App and web page records:
*** Begin section ***

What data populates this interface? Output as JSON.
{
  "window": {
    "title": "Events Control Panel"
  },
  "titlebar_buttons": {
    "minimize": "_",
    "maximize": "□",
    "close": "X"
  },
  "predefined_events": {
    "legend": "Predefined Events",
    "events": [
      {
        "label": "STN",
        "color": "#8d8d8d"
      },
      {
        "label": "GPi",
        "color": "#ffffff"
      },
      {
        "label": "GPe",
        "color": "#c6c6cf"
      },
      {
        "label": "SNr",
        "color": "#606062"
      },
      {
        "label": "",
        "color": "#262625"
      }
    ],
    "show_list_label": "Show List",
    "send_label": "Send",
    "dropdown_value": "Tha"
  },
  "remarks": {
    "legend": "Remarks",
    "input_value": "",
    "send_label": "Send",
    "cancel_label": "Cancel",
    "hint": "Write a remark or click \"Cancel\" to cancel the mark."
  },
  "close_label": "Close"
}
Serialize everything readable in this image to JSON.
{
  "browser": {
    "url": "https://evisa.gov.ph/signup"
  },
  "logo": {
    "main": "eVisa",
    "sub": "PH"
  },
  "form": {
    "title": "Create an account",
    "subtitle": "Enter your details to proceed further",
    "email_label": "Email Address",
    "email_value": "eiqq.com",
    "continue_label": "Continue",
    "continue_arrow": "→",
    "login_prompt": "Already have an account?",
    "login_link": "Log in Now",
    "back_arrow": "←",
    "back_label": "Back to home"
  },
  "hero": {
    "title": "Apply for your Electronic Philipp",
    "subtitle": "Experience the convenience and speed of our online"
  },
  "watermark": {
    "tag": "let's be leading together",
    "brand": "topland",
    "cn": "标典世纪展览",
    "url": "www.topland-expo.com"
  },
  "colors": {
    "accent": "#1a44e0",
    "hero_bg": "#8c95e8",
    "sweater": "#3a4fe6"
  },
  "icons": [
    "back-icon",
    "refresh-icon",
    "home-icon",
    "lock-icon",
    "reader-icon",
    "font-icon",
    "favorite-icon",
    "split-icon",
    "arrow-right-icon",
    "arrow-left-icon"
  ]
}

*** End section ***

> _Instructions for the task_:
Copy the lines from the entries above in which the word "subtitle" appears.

> _Solution to this task_:
    "subtitle": "Enter your details to proceed further",
    "subtitle": "Experience the convenience and speed of our online"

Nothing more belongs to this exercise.